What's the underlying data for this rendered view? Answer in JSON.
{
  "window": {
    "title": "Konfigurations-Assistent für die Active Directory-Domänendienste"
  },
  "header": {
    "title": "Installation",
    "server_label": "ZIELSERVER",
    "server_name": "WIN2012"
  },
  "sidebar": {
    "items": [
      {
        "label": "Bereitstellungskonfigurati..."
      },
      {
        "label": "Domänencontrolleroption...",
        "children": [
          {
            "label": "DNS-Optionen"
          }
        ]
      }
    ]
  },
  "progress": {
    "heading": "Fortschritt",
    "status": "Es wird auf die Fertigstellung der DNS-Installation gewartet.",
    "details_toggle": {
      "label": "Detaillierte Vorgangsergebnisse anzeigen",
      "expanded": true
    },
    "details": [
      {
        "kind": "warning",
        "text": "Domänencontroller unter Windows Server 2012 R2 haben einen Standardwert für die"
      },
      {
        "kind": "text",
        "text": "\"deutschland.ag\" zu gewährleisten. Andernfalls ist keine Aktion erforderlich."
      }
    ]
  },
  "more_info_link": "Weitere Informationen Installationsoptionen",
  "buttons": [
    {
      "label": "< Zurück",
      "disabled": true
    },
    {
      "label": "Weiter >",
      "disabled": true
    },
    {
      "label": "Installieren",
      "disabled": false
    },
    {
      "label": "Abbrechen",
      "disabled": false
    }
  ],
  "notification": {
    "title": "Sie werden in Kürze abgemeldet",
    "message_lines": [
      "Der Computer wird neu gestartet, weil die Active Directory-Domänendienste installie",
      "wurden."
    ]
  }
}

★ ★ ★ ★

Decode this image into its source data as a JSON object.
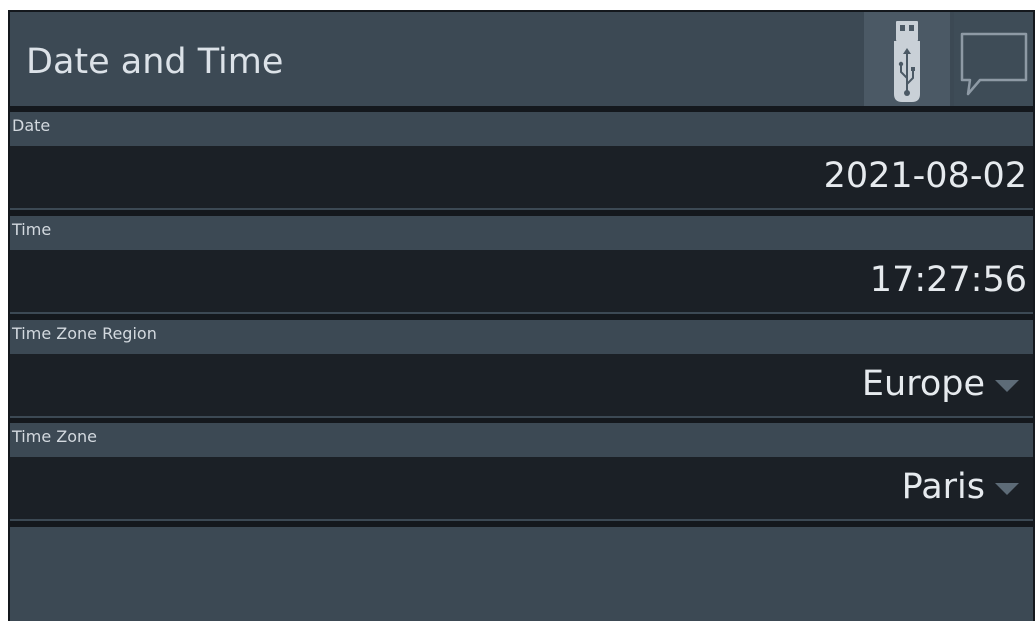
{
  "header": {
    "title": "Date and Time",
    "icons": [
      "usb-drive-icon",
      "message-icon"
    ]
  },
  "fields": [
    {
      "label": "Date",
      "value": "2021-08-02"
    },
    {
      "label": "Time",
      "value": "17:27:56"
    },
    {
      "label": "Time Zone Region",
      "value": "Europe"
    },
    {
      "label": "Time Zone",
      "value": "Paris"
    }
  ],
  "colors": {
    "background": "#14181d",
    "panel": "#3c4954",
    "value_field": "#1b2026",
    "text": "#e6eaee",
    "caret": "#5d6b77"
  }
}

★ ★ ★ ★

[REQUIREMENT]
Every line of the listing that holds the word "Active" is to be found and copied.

[RESPONSE AREA]
    "title": "Konfigurations-Assistent für die Active Directory-Domänendienste"
      "Der Computer wird neu gestartet, weil die Active Directory-Domänendienste installie",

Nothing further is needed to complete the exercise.